Trump Fifth Circuit judge Kyle Duncan was the deciding vote and author of a 2-1 majority opinion in January that gratuitously attacked the transgender litigant in the case and made it abundantly clear to future transgender litigants that Judge Duncan views them with contempt. The case is U.S. v. Varner.
The plaintiff was convicted and sentenced in 2012 before she transitioned. In 2018, she asked the district court to change the name recorded on her judgment to Kathrine Nicole Jett. On the grounds that the request didn’t fall within the “correcting the record” instance when a judgment can be reopened and modified, the district court denied the motion. She appealed to the Fifth Circuit, including a request that the appeals court use feminine pronouns.
Unfortunately for her, she had the misfortune of drawing a three-judge panel that included Kyle Duncan.
In his majority opinion, Duncan set forth his reasons for deciding that Jett’s request did not constitute one to correct the record, a conclusion that dissenting judge James Dennis agreed with.
That should have ended the court’s inquiry. But Duncan chose to be guided by his strong anti-transgender bias and went much further than necessary to decide the case.
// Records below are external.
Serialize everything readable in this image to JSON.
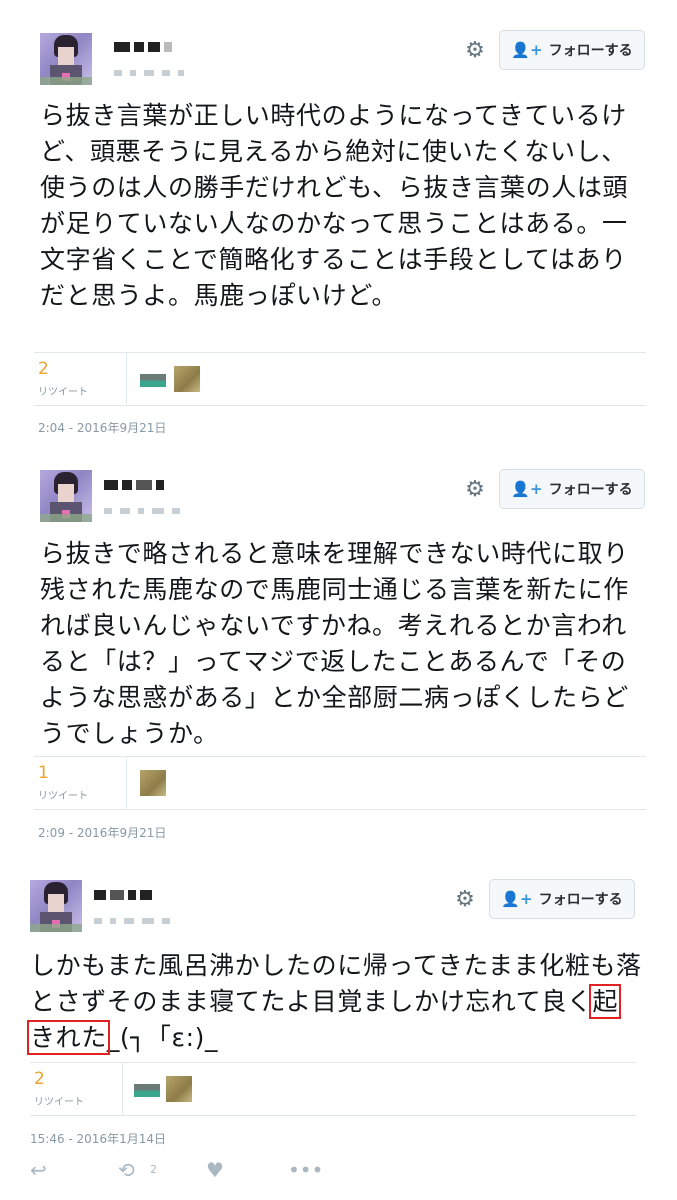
{
  "follow_label": "フォローする",
  "retweet_label": "リツイート",
  "tweets": [
    {
      "text": "ら抜き言葉が正しい時代のようになってきているけど、頭悪そうに見えるから絶対に使いたくないし、使うのは人の勝手だけれども、ら抜き言葉の人は頭が足りていない人なのかなって思うことはある。一文字省くことで簡略化することは手段としてはありだと思うよ。馬鹿っぽいけど。",
      "retweets": "2",
      "timestamp": "2:04 - 2016年9月21日"
    },
    {
      "text": "ら抜きで略されると意味を理解できない時代に取り残された馬鹿なので馬鹿同士通じる言葉を新たに作れば良いんじゃないですかね。考えれるとか言われると「は？」ってマジで返したことあるんで「そのような思惑がある」とか全部厨二病っぽくしたらどうでしょうか。",
      "retweets": "1",
      "timestamp": "2:09 - 2016年9月21日"
    },
    {
      "text_before": "しかもまた風呂沸かしたのに帰ってきたまま化粧も落とさずそのまま寝てたよ目覚ましかけ忘れて良く",
      "text_highlight": "起きれた",
      "text_after": "_(┐「ε:)_",
      "retweets": "2",
      "timestamp": "15:46 - 2016年1月14日",
      "retweet_action_count": "2"
    }
  ],
  "icons": {
    "gear": "gear-icon",
    "follow": "add-user-icon",
    "reply": "reply-icon",
    "retweet": "retweet-icon",
    "like": "heart-icon",
    "more": "more-icon"
  },
  "colors": {
    "retweet_count": "#f0a22b",
    "highlight_border": "#e02222",
    "follow_icon": "#3b94d9"
  }
}
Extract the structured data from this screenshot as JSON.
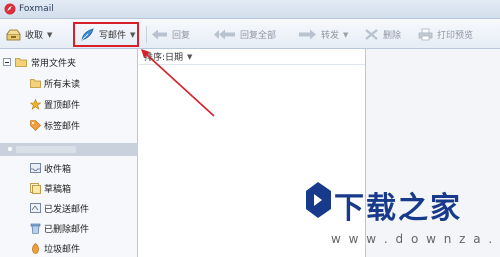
{
  "window": {
    "title": "Foxmail"
  },
  "toolbar": {
    "receive": "收取",
    "compose": "写邮件",
    "reply": "回复",
    "reply_all": "回复全部",
    "forward": "转发",
    "delete": "删除",
    "print_preview": "打印预览",
    "dropdown_glyph": "▼"
  },
  "sidebar": {
    "common_folder": "常用文件夹",
    "common_items": [
      "所有未读",
      "置顶邮件",
      "标签邮件"
    ],
    "account_items": [
      "收件箱",
      "草稿箱",
      "已发送邮件",
      "已删除邮件",
      "垃圾邮件"
    ]
  },
  "list": {
    "sort_label": "排序:日期",
    "sort_caret": "▼"
  },
  "watermark": {
    "logo_text": "下载之家",
    "url": "w w w . d o w n z a . c n"
  },
  "colors": {
    "highlight": "#d7202a",
    "brand_blue": "#173a8a",
    "toolbar": "#e6edf6",
    "sidebar": "#f6f8fb"
  },
  "icons": [
    "foxmail-logo-icon",
    "receive-icon",
    "compose-pen-icon",
    "reply-icon",
    "reply-all-icon",
    "forward-icon",
    "delete-icon",
    "printer-icon",
    "folder-icon",
    "star-icon",
    "tag-icon",
    "inbox-icon",
    "drafts-icon",
    "sent-icon",
    "trash-icon",
    "junk-icon"
  ]
}
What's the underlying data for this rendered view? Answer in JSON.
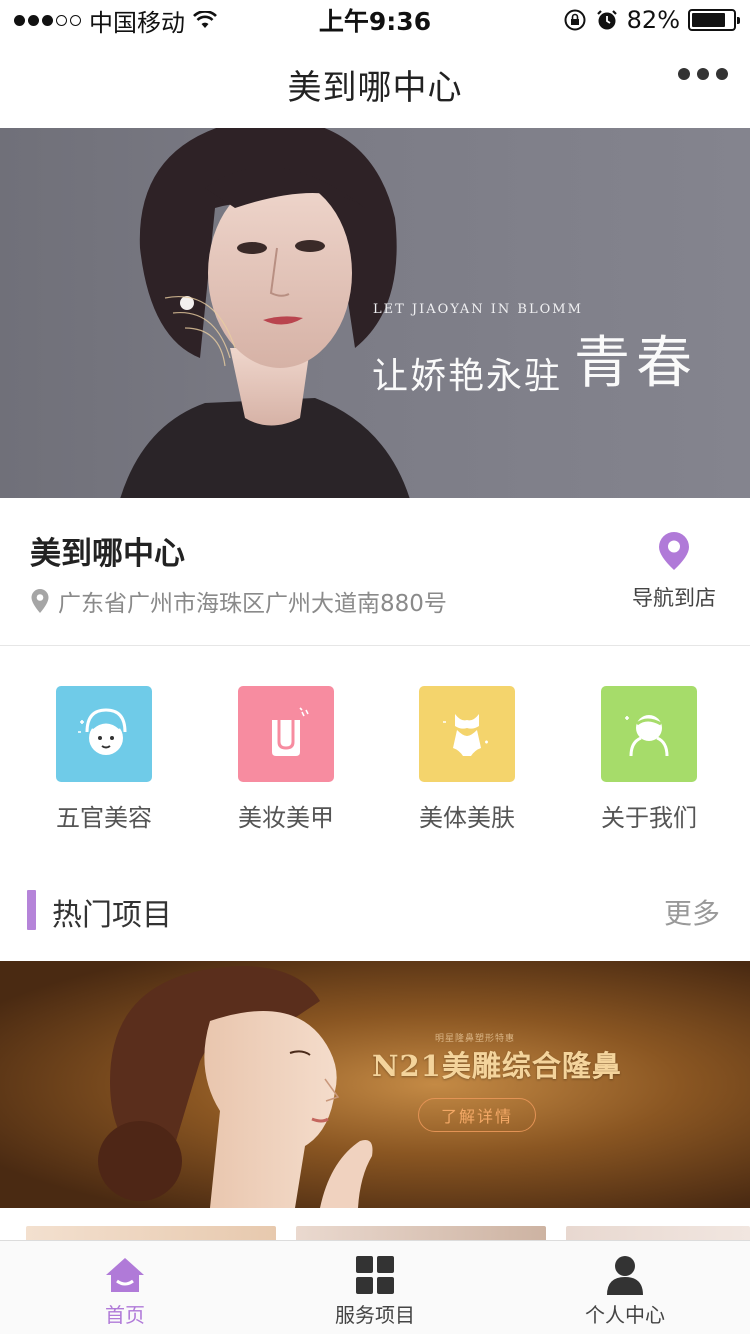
{
  "status_bar": {
    "carrier": "中国移动",
    "time": "上午9:36",
    "battery_text": "82%",
    "battery_level": 0.82
  },
  "nav": {
    "title": "美到哪中心",
    "more_icon": "more-dots-icon"
  },
  "hero": {
    "subtitle": "LET JIAOYAN IN BLOMM",
    "headline_small": "让娇艳永驻",
    "headline_big": "青春"
  },
  "store": {
    "name": "美到哪中心",
    "address": "广东省广州市海珠区广州大道南880号",
    "navigate_label": "导航到店",
    "navigate_icon": "map-pin-icon",
    "accent": "#b07ad8"
  },
  "categories": [
    {
      "label": "五官美容",
      "icon": "face-care-icon",
      "color": "#6fcbe8"
    },
    {
      "label": "美妆美甲",
      "icon": "nail-icon",
      "color": "#f78ca0"
    },
    {
      "label": "美体美肤",
      "icon": "body-icon",
      "color": "#f4d46c"
    },
    {
      "label": "关于我们",
      "icon": "about-icon",
      "color": "#a6dc6a"
    }
  ],
  "section": {
    "title": "热门项目",
    "more": "更多",
    "accent": "#b584d9"
  },
  "promo": {
    "caption": "明星隆鼻塑形特惠",
    "title": "N21美雕综合隆鼻",
    "button": "了解详情"
  },
  "tabbar": {
    "items": [
      {
        "label": "首页",
        "icon": "home-icon",
        "active": true
      },
      {
        "label": "服务项目",
        "icon": "grid-icon",
        "active": false
      },
      {
        "label": "个人中心",
        "icon": "user-icon",
        "active": false
      }
    ],
    "active_color": "#b07ad8"
  }
}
First, instead of simply affirming the lower court’s denial of the plaintiff’s request, he wrote that the lower court never had jurisdiction to even consider it in the first place, so that it should have been dismissed. As Judge Dennis explained, the Fifth Circuit regularly denies motions to reopen the record, considering them on the merits rather than dismissing them. Based on the rest of Duncan’s opinion, needlessly and inaccurately categorizing Jett’s request as an “unauthorized motion” seems intended to deprive it of legitimacy.
Second, Duncan insisted on using the wrong gender pronouns, claiming that to do otherwise would constitute bias toward a transgender litigant’s legal position. That inaccurately frames refusal to use the right gender pronouns as the neutral position. Such lack of respect for the dignity of parties before the court should have no place in our nation’s judiciary. Indeed, Judge Dennis responded:
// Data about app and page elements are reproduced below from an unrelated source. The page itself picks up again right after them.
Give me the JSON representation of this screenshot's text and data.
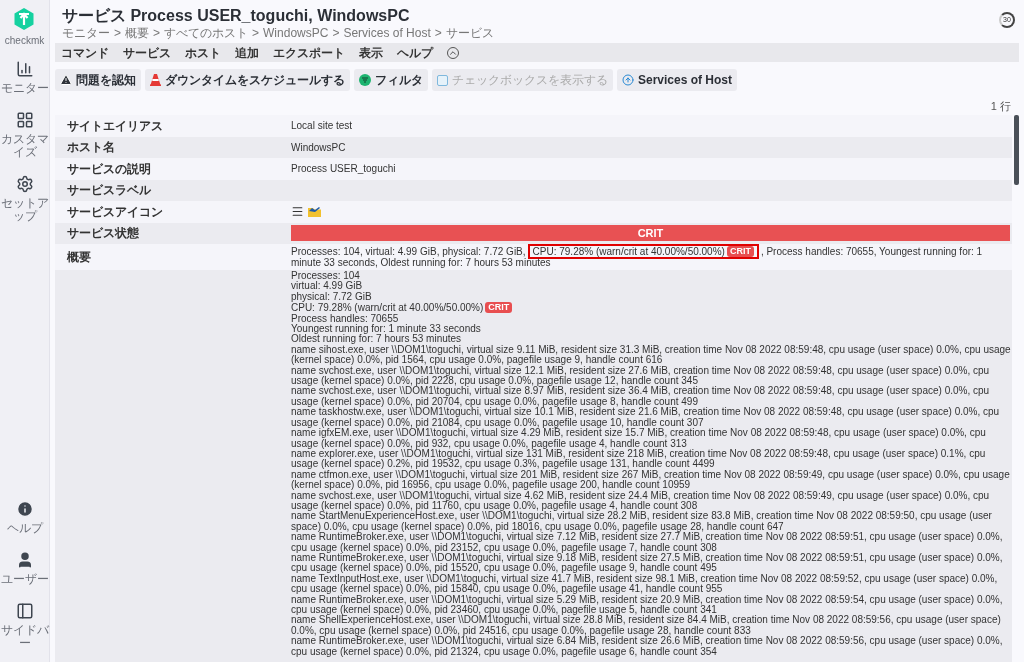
{
  "sidebar": {
    "logo_label": "checkmk",
    "items": [
      {
        "kind": "monitor",
        "label": "モニター"
      },
      {
        "kind": "customize",
        "label": "カスタマイズ"
      },
      {
        "kind": "setup",
        "label": "セットアップ"
      }
    ],
    "bottom_items": [
      {
        "kind": "help",
        "label": "ヘルプ"
      },
      {
        "kind": "user",
        "label": "ユーザー"
      },
      {
        "kind": "sidebar",
        "label": "サイドバー"
      }
    ]
  },
  "header": {
    "title": "サービス Process USER_toguchi, WindowsPC",
    "separator": ">",
    "breadcrumb": [
      "モニター",
      "概要",
      "すべてのホスト",
      "WindowsPC",
      "Services of Host",
      "サービス"
    ],
    "refresh": "30"
  },
  "menu": [
    "コマンド",
    "サービス",
    "ホスト",
    "追加",
    "エクスポート",
    "表示",
    "ヘルプ"
  ],
  "toolbar": [
    {
      "kind": "warning",
      "label": "問題を認知",
      "disabled": false
    },
    {
      "kind": "downtime",
      "label": "ダウンタイムをスケジュールする",
      "disabled": false
    },
    {
      "kind": "filter",
      "label": "フィルタ",
      "disabled": false
    },
    {
      "kind": "checkbox",
      "label": "チェックボックスを表示する",
      "disabled": true
    },
    {
      "kind": "up",
      "label": "Services of Host",
      "disabled": false
    }
  ],
  "row_count": "1 行",
  "properties": [
    {
      "kind": "text",
      "label": "サイトエイリアス",
      "value": "Local site test"
    },
    {
      "kind": "text",
      "label": "ホスト名",
      "value": "WindowsPC"
    },
    {
      "kind": "text",
      "label": "サービスの説明",
      "value": "Process USER_toguchi"
    },
    {
      "kind": "empty",
      "label": "サービスラベル"
    },
    {
      "kind": "icons",
      "label": "サービスアイコン"
    },
    {
      "kind": "state",
      "label": "サービス状態",
      "value": "CRIT"
    },
    {
      "kind": "summary",
      "label": "概要",
      "parts": [
        {
          "text": "Processes: 104, virtual: 4.99 GiB, physical: 7.72 GiB,",
          "highlighted": false
        },
        {
          "text": "CPU: 79.28% (warn/crit at 40.00%/50.00%)",
          "badge": "CRIT",
          "highlighted": true
        },
        {
          "text": ", Process handles: 70655, Youngest running for: 1 minute 33 seconds, Oldest running for: 7 hours 53 minutes",
          "highlighted": false
        }
      ]
    }
  ],
  "details": [
    {
      "text": "Processes: 104"
    },
    {
      "text": "virtual: 4.99 GiB"
    },
    {
      "text": "physical: 7.72 GiB"
    },
    {
      "text": "CPU: 79.28% (warn/crit at 40.00%/50.00%)",
      "badge": "CRIT"
    },
    {
      "text": "Process handles: 70655"
    },
    {
      "text": "Youngest running for: 1 minute 33 seconds"
    },
    {
      "text": "Oldest running for: 7 hours 53 minutes"
    },
    {
      "text": "name sihost.exe, user \\\\DOM1\\toguchi, virtual size 9.11 MiB, resident size 31.3 MiB, creation time Nov 08 2022 08:59:48, cpu usage (user space) 0.0%, cpu usage (kernel space) 0.0%, pid 1564, cpu usage 0.0%, pagefile usage 9, handle count 616"
    },
    {
      "text": "name svchost.exe, user \\\\DOM1\\toguchi, virtual size 12.1 MiB, resident size 27.6 MiB, creation time Nov 08 2022 08:59:48, cpu usage (user space) 0.0%, cpu usage (kernel space) 0.0%, pid 2228, cpu usage 0.0%, pagefile usage 12, handle count 345"
    },
    {
      "text": "name svchost.exe, user \\\\DOM1\\toguchi, virtual size 8.97 MiB, resident size 36.4 MiB, creation time Nov 08 2022 08:59:48, cpu usage (user space) 0.0%, cpu usage (kernel space) 0.0%, pid 20704, cpu usage 0.0%, pagefile usage 8, handle count 499"
    },
    {
      "text": "name taskhostw.exe, user \\\\DOM1\\toguchi, virtual size 10.1 MiB, resident size 21.6 MiB, creation time Nov 08 2022 08:59:48, cpu usage (user space) 0.0%, cpu usage (kernel space) 0.0%, pid 21084, cpu usage 0.0%, pagefile usage 10, handle count 307"
    },
    {
      "text": "name igfxEM.exe, user \\\\DOM1\\toguchi, virtual size 4.29 MiB, resident size 15.7 MiB, creation time Nov 08 2022 08:59:48, cpu usage (user space) 0.0%, cpu usage (kernel space) 0.0%, pid 932, cpu usage 0.0%, pagefile usage 4, handle count 313"
    },
    {
      "text": "name explorer.exe, user \\\\DOM1\\toguchi, virtual size 131 MiB, resident size 218 MiB, creation time Nov 08 2022 08:59:48, cpu usage (user space) 0.1%, cpu usage (kernel space) 0.2%, pid 19532, cpu usage 0.3%, pagefile usage 131, handle count 4499"
    },
    {
      "text": "name ctfmon.exe, user \\\\DOM1\\toguchi, virtual size 201 MiB, resident size 267 MiB, creation time Nov 08 2022 08:59:49, cpu usage (user space) 0.0%, cpu usage (kernel space) 0.0%, pid 16956, cpu usage 0.0%, pagefile usage 200, handle count 10959"
    },
    {
      "text": "name svchost.exe, user \\\\DOM1\\toguchi, virtual size 4.62 MiB, resident size 24.4 MiB, creation time Nov 08 2022 08:59:49, cpu usage (user space) 0.0%, cpu usage (kernel space) 0.0%, pid 11760, cpu usage 0.0%, pagefile usage 4, handle count 308"
    },
    {
      "text": "name StartMenuExperienceHost.exe, user \\\\DOM1\\toguchi, virtual size 28.2 MiB, resident size 83.8 MiB, creation time Nov 08 2022 08:59:50, cpu usage (user space) 0.0%, cpu usage (kernel space) 0.0%, pid 18016, cpu usage 0.0%, pagefile usage 28, handle count 647"
    },
    {
      "text": "name RuntimeBroker.exe, user \\\\DOM1\\toguchi, virtual size 7.12 MiB, resident size 27.7 MiB, creation time Nov 08 2022 08:59:51, cpu usage (user space) 0.0%, cpu usage (kernel space) 0.0%, pid 23152, cpu usage 0.0%, pagefile usage 7, handle count 308"
    },
    {
      "text": "name RuntimeBroker.exe, user \\\\DOM1\\toguchi, virtual size 9.18 MiB, resident size 27.5 MiB, creation time Nov 08 2022 08:59:51, cpu usage (user space) 0.0%, cpu usage (kernel space) 0.0%, pid 15520, cpu usage 0.0%, pagefile usage 9, handle count 495"
    },
    {
      "text": "name TextInputHost.exe, user \\\\DOM1\\toguchi, virtual size 41.7 MiB, resident size 98.1 MiB, creation time Nov 08 2022 08:59:52, cpu usage (user space) 0.0%, cpu usage (kernel space) 0.0%, pid 15840, cpu usage 0.0%, pagefile usage 41, handle count 955"
    },
    {
      "text": "name RuntimeBroker.exe, user \\\\DOM1\\toguchi, virtual size 5.29 MiB, resident size 20.9 MiB, creation time Nov 08 2022 08:59:54, cpu usage (user space) 0.0%, cpu usage (kernel space) 0.0%, pid 23460, cpu usage 0.0%, pagefile usage 5, handle count 341"
    },
    {
      "text": "name ShellExperienceHost.exe, user \\\\DOM1\\toguchi, virtual size 28.8 MiB, resident size 84.4 MiB, creation time Nov 08 2022 08:59:56, cpu usage (user space) 0.0%, cpu usage (kernel space) 0.0%, pid 24516, cpu usage 0.0%, pagefile usage 28, handle count 833"
    },
    {
      "text": "name RuntimeBroker.exe, user \\\\DOM1\\toguchi, virtual size 6.84 MiB, resident size 26.6 MiB, creation time Nov 08 2022 08:59:56, cpu usage (user space) 0.0%, cpu usage (kernel space) 0.0%, pid 21324, cpu usage 0.0%, pagefile usage 6, handle count 354"
    }
  ]
}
As the majority notes, though no law compels granting or denying such a request, many courts and judges adhere to such requests out of respect for the litigant’s dignity.
The dissent also pointed out that Duncan could have avoided the entire issue by writing a short opinion without using pronouns to refer to the plaintiff. Instead, Duncan chose to frame Jett’s request that the panel treat her with courtesy as a much broader request to order the entire federal government to use the gender pronouns she asked for. This gave him a chance to expound on the perils of treating transgender people with respect. For instance, except in direct quotes, he refused to use the word “transgender,” preferring to repeatedly use “gender dysphoric,” a term that originated in the psychiatric Diagnostic and Statistical Manual of Mental Disorders (DSM). He also raised the possibility that a future litigant might ask a court to use pronouns such as “ze” that are designed to be genderless, which he claimed would confuse people. He declared:
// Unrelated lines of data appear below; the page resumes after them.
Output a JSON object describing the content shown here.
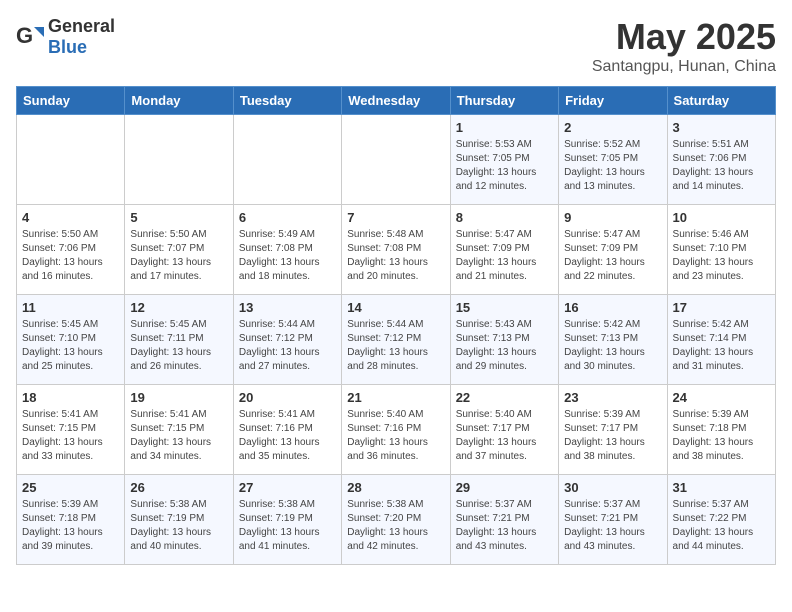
{
  "header": {
    "logo_general": "General",
    "logo_blue": "Blue",
    "title": "May 2025",
    "subtitle": "Santangpu, Hunan, China"
  },
  "days_of_week": [
    "Sunday",
    "Monday",
    "Tuesday",
    "Wednesday",
    "Thursday",
    "Friday",
    "Saturday"
  ],
  "weeks": [
    [
      {
        "day": "",
        "info": ""
      },
      {
        "day": "",
        "info": ""
      },
      {
        "day": "",
        "info": ""
      },
      {
        "day": "",
        "info": ""
      },
      {
        "day": "1",
        "info": "Sunrise: 5:53 AM\nSunset: 7:05 PM\nDaylight: 13 hours\nand 12 minutes."
      },
      {
        "day": "2",
        "info": "Sunrise: 5:52 AM\nSunset: 7:05 PM\nDaylight: 13 hours\nand 13 minutes."
      },
      {
        "day": "3",
        "info": "Sunrise: 5:51 AM\nSunset: 7:06 PM\nDaylight: 13 hours\nand 14 minutes."
      }
    ],
    [
      {
        "day": "4",
        "info": "Sunrise: 5:50 AM\nSunset: 7:06 PM\nDaylight: 13 hours\nand 16 minutes."
      },
      {
        "day": "5",
        "info": "Sunrise: 5:50 AM\nSunset: 7:07 PM\nDaylight: 13 hours\nand 17 minutes."
      },
      {
        "day": "6",
        "info": "Sunrise: 5:49 AM\nSunset: 7:08 PM\nDaylight: 13 hours\nand 18 minutes."
      },
      {
        "day": "7",
        "info": "Sunrise: 5:48 AM\nSunset: 7:08 PM\nDaylight: 13 hours\nand 20 minutes."
      },
      {
        "day": "8",
        "info": "Sunrise: 5:47 AM\nSunset: 7:09 PM\nDaylight: 13 hours\nand 21 minutes."
      },
      {
        "day": "9",
        "info": "Sunrise: 5:47 AM\nSunset: 7:09 PM\nDaylight: 13 hours\nand 22 minutes."
      },
      {
        "day": "10",
        "info": "Sunrise: 5:46 AM\nSunset: 7:10 PM\nDaylight: 13 hours\nand 23 minutes."
      }
    ],
    [
      {
        "day": "11",
        "info": "Sunrise: 5:45 AM\nSunset: 7:10 PM\nDaylight: 13 hours\nand 25 minutes."
      },
      {
        "day": "12",
        "info": "Sunrise: 5:45 AM\nSunset: 7:11 PM\nDaylight: 13 hours\nand 26 minutes."
      },
      {
        "day": "13",
        "info": "Sunrise: 5:44 AM\nSunset: 7:12 PM\nDaylight: 13 hours\nand 27 minutes."
      },
      {
        "day": "14",
        "info": "Sunrise: 5:44 AM\nSunset: 7:12 PM\nDaylight: 13 hours\nand 28 minutes."
      },
      {
        "day": "15",
        "info": "Sunrise: 5:43 AM\nSunset: 7:13 PM\nDaylight: 13 hours\nand 29 minutes."
      },
      {
        "day": "16",
        "info": "Sunrise: 5:42 AM\nSunset: 7:13 PM\nDaylight: 13 hours\nand 30 minutes."
      },
      {
        "day": "17",
        "info": "Sunrise: 5:42 AM\nSunset: 7:14 PM\nDaylight: 13 hours\nand 31 minutes."
      }
    ],
    [
      {
        "day": "18",
        "info": "Sunrise: 5:41 AM\nSunset: 7:15 PM\nDaylight: 13 hours\nand 33 minutes."
      },
      {
        "day": "19",
        "info": "Sunrise: 5:41 AM\nSunset: 7:15 PM\nDaylight: 13 hours\nand 34 minutes."
      },
      {
        "day": "20",
        "info": "Sunrise: 5:41 AM\nSunset: 7:16 PM\nDaylight: 13 hours\nand 35 minutes."
      },
      {
        "day": "21",
        "info": "Sunrise: 5:40 AM\nSunset: 7:16 PM\nDaylight: 13 hours\nand 36 minutes."
      },
      {
        "day": "22",
        "info": "Sunrise: 5:40 AM\nSunset: 7:17 PM\nDaylight: 13 hours\nand 37 minutes."
      },
      {
        "day": "23",
        "info": "Sunrise: 5:39 AM\nSunset: 7:17 PM\nDaylight: 13 hours\nand 38 minutes."
      },
      {
        "day": "24",
        "info": "Sunrise: 5:39 AM\nSunset: 7:18 PM\nDaylight: 13 hours\nand 38 minutes."
      }
    ],
    [
      {
        "day": "25",
        "info": "Sunrise: 5:39 AM\nSunset: 7:18 PM\nDaylight: 13 hours\nand 39 minutes."
      },
      {
        "day": "26",
        "info": "Sunrise: 5:38 AM\nSunset: 7:19 PM\nDaylight: 13 hours\nand 40 minutes."
      },
      {
        "day": "27",
        "info": "Sunrise: 5:38 AM\nSunset: 7:19 PM\nDaylight: 13 hours\nand 41 minutes."
      },
      {
        "day": "28",
        "info": "Sunrise: 5:38 AM\nSunset: 7:20 PM\nDaylight: 13 hours\nand 42 minutes."
      },
      {
        "day": "29",
        "info": "Sunrise: 5:37 AM\nSunset: 7:21 PM\nDaylight: 13 hours\nand 43 minutes."
      },
      {
        "day": "30",
        "info": "Sunrise: 5:37 AM\nSunset: 7:21 PM\nDaylight: 13 hours\nand 43 minutes."
      },
      {
        "day": "31",
        "info": "Sunrise: 5:37 AM\nSunset: 7:22 PM\nDaylight: 13 hours\nand 44 minutes."
      }
    ]
  ]
}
We decline to enlist the federal judiciary in this quixotic undertaking.
Unfortunately, no one should be surprised by Judge Duncan’s opinion. As with so many Trump judges, his disturbing record as a nominee left little doubt of his animus toward LGBTQ+ people—and little doubt that it would influence his decisions as a judge.